**About this exercise**
Copy every line that holds the string "sample" from the data below.

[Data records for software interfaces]

——

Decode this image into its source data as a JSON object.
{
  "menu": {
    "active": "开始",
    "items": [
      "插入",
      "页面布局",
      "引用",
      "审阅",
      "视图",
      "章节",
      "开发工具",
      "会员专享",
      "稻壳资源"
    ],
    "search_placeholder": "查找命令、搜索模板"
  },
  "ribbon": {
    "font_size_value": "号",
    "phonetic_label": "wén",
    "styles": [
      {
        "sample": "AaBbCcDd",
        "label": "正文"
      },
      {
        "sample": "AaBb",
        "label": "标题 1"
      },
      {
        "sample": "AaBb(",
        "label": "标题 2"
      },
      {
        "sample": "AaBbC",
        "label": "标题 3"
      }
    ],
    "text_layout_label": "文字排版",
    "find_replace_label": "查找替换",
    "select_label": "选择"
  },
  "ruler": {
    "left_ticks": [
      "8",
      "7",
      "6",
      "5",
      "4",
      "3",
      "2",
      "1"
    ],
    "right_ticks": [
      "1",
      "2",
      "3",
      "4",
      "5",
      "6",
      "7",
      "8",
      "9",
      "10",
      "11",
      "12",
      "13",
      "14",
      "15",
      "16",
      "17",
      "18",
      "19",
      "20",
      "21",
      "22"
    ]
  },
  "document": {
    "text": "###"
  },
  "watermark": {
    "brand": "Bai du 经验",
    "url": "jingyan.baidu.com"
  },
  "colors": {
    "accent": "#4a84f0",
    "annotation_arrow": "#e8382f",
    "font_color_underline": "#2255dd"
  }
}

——

**Task response**
        "sample": "AaBbCcDd",
        "sample": "AaBb",
        "sample": "AaBb(",
        "sample": "AaBbC",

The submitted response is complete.